Condensation and Precipitation Chapter 2, Lesson 1 Courtesy of NASA/Ben Smegelsky If the water vapors that fall are not visible, it is condensation
Dew Point Temperature at or below which water vapor in air will condense Determined by the amount of moisture in the air and the air temperature Does not indicate the type of condensation, only that some type of condensation will take place at the dew point Could be fog, dew, frost, clouds, rain, hail, snow, etc Chapter 2, Lesson 1 Courtesy of NASA/Ben Smegelsky
Particulate Matter Dust, pollution and other small particles play an important role in the water cycle Without suspended particles in the atmosphere, certain forms of condensation and precipitation would not exist These particles serve as condensation nuclei for water vapor when the temp is right This is how cloud droplets form Chapter 2, Lesson 1 Courtesy of Sean Waugh NOAA/NSSL
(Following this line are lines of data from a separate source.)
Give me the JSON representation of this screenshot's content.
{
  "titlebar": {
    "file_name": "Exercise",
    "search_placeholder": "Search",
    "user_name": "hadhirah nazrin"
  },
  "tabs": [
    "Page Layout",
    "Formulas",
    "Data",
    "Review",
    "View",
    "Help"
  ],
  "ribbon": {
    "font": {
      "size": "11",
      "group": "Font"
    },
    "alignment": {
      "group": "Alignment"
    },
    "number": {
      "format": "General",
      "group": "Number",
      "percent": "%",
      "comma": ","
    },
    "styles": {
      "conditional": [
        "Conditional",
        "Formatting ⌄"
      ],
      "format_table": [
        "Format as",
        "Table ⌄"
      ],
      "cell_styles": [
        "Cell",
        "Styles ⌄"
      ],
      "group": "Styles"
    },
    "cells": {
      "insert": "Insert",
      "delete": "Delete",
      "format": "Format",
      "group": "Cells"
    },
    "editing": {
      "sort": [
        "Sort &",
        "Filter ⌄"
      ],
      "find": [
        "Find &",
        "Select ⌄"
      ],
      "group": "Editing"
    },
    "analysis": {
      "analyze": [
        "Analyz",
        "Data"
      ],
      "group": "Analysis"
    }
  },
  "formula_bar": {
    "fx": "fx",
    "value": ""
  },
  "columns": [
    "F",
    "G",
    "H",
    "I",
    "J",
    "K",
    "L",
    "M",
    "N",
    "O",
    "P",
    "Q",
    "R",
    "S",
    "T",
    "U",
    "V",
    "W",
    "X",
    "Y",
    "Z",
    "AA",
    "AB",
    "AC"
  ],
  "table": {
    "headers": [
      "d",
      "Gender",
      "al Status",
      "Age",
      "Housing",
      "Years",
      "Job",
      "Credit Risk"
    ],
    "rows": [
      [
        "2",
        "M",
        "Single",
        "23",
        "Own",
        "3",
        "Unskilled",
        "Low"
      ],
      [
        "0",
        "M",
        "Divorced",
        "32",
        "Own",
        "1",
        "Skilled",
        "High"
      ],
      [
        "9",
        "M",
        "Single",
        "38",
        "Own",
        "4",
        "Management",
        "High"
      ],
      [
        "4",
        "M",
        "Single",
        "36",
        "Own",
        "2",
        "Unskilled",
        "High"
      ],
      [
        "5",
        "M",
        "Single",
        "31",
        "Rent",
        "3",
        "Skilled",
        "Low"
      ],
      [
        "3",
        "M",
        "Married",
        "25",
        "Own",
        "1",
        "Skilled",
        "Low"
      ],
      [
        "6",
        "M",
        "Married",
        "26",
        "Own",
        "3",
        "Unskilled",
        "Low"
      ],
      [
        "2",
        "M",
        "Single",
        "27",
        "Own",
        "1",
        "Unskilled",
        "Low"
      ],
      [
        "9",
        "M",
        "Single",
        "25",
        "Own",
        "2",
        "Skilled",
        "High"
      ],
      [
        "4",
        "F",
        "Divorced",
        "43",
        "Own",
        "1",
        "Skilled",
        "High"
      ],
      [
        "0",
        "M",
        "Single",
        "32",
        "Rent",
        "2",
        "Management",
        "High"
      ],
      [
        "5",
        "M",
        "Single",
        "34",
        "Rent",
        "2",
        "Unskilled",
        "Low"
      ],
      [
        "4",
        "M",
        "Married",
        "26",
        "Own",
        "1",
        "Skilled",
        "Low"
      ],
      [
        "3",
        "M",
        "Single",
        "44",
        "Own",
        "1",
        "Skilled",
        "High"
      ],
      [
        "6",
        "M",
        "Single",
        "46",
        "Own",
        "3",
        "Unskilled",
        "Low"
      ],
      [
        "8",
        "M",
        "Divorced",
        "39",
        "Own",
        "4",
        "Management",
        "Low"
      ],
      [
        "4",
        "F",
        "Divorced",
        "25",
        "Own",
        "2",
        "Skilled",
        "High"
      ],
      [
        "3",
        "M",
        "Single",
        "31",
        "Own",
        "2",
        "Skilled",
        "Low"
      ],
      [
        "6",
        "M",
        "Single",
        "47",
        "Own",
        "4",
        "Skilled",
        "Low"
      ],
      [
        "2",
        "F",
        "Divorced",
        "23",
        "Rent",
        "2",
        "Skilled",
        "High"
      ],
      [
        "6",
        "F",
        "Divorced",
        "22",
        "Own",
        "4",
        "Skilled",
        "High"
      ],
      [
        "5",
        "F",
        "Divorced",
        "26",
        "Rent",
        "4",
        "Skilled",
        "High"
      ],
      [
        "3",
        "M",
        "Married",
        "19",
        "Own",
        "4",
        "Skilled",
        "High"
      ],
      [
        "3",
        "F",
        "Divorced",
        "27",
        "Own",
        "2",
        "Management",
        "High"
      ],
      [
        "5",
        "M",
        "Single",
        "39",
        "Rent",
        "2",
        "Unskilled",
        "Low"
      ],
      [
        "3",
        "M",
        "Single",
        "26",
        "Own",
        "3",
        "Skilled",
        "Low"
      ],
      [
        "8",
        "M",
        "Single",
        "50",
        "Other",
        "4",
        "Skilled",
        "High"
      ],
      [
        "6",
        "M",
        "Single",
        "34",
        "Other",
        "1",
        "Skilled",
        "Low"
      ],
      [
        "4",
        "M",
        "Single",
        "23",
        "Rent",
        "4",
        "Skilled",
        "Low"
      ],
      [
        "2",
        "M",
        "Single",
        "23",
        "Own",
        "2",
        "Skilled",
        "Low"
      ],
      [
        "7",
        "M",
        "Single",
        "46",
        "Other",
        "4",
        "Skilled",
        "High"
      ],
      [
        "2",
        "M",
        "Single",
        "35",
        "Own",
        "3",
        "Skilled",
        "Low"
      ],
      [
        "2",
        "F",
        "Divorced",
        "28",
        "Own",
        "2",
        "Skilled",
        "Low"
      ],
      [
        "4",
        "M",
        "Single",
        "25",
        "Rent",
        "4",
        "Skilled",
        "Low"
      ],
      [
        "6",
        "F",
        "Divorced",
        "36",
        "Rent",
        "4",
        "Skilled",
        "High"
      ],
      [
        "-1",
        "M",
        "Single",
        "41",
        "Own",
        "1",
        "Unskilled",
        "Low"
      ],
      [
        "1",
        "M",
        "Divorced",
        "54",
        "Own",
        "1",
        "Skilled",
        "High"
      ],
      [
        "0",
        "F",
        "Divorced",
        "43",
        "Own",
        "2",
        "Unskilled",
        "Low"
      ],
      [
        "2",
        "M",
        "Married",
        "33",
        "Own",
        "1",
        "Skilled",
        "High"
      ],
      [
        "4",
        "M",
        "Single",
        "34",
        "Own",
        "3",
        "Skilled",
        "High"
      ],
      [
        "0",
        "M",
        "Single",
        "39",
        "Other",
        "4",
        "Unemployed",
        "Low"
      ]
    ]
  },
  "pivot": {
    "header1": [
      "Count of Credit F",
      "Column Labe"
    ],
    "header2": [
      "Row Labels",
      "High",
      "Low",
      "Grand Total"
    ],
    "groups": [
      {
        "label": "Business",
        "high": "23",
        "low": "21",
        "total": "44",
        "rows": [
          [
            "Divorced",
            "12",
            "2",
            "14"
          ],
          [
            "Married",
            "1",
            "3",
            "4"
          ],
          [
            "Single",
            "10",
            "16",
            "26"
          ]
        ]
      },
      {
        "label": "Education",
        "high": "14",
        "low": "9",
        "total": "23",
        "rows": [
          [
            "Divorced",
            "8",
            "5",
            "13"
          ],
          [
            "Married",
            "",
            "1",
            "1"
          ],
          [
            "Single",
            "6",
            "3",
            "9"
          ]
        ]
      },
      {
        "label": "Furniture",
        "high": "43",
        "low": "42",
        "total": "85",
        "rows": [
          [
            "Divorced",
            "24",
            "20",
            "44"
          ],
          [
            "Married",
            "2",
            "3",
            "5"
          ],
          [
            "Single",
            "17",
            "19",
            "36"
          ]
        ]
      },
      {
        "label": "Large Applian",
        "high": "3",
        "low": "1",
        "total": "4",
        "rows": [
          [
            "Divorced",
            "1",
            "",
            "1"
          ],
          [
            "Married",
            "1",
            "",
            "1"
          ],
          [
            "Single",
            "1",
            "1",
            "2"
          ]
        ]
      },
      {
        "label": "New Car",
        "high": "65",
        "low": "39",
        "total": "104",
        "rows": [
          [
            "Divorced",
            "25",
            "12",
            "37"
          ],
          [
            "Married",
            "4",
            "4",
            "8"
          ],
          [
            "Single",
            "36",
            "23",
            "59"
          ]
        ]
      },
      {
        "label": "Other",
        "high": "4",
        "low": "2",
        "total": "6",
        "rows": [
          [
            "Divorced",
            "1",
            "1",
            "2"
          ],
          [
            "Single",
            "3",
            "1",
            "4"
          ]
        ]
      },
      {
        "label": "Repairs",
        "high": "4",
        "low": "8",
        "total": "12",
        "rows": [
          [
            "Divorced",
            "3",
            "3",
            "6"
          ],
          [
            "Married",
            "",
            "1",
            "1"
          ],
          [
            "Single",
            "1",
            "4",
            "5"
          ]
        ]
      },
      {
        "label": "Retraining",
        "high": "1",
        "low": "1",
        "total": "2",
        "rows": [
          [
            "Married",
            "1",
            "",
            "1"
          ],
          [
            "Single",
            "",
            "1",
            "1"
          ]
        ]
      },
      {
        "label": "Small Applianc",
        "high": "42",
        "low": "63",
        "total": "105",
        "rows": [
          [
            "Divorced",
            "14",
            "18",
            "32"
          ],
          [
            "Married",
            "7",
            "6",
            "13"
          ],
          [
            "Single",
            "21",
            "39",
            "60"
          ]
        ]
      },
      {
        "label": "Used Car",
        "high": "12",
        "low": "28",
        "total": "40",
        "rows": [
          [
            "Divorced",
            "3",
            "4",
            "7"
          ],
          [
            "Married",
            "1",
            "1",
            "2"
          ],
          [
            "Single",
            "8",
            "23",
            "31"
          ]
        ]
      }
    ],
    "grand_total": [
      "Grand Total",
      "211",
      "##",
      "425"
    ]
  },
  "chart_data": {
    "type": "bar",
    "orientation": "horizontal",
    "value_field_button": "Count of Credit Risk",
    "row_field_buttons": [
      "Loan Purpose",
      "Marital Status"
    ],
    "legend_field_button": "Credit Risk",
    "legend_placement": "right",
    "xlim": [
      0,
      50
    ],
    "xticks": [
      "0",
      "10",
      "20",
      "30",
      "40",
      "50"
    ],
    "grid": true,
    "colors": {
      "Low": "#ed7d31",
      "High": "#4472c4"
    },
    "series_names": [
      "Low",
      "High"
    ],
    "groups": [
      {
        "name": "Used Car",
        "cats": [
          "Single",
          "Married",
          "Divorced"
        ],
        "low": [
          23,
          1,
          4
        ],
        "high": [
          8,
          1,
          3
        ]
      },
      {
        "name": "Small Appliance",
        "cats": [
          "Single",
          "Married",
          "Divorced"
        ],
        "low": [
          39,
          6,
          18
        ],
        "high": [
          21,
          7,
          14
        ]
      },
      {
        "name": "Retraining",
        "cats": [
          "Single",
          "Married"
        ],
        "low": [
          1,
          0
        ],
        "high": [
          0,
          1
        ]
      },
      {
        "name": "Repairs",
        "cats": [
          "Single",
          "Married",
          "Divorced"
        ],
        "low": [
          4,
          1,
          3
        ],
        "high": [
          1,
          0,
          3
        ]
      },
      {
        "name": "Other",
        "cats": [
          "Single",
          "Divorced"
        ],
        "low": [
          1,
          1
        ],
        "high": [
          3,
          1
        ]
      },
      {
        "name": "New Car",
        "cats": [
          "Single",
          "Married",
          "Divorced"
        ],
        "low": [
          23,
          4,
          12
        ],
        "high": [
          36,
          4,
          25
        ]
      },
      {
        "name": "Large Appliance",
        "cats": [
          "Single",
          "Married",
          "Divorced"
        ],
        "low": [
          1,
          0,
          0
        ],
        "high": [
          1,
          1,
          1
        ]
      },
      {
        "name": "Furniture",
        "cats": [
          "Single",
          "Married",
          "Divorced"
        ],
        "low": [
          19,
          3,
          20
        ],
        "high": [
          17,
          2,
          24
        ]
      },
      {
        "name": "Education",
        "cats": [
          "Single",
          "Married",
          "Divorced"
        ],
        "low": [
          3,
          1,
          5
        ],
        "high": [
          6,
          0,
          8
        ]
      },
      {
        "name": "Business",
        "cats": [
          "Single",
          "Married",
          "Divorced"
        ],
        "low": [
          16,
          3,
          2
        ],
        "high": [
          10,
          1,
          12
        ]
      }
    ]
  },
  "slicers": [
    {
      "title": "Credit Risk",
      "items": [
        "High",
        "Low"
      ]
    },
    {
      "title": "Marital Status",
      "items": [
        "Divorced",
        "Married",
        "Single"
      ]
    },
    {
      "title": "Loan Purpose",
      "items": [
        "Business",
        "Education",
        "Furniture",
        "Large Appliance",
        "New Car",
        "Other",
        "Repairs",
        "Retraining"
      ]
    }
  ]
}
Primary Causes of Atmospheric Motion Heat causes air to circulate around Earth’s surface Rising warm air and heavy, sinking cool air results in atmosphere’s circular motion Tilted axis also affects atmospheric circulation Chapter 2, Lesson 1 Modified from US Department of Transportation/Federal Aviation Administration.
Coriolis Force How Earth’s rotation affects the motion of air Deflects air to the right in Northern Hemisphere and left in Southern Hemisphere Breaks up flow of air into three cells at different latitudes in each hemisphere Chapter 2, Lesson 1 Reproduced from US Department of Transportation/Federal Aviation Administration
Chapter 2, Lesson 1 Reproduced from US Department of Transportation/Federal Aviation Administration The Atmosphere Part 1 of 2 Done….. next….Part 2 of 2
Your consent to our cookies if you continue to use this website.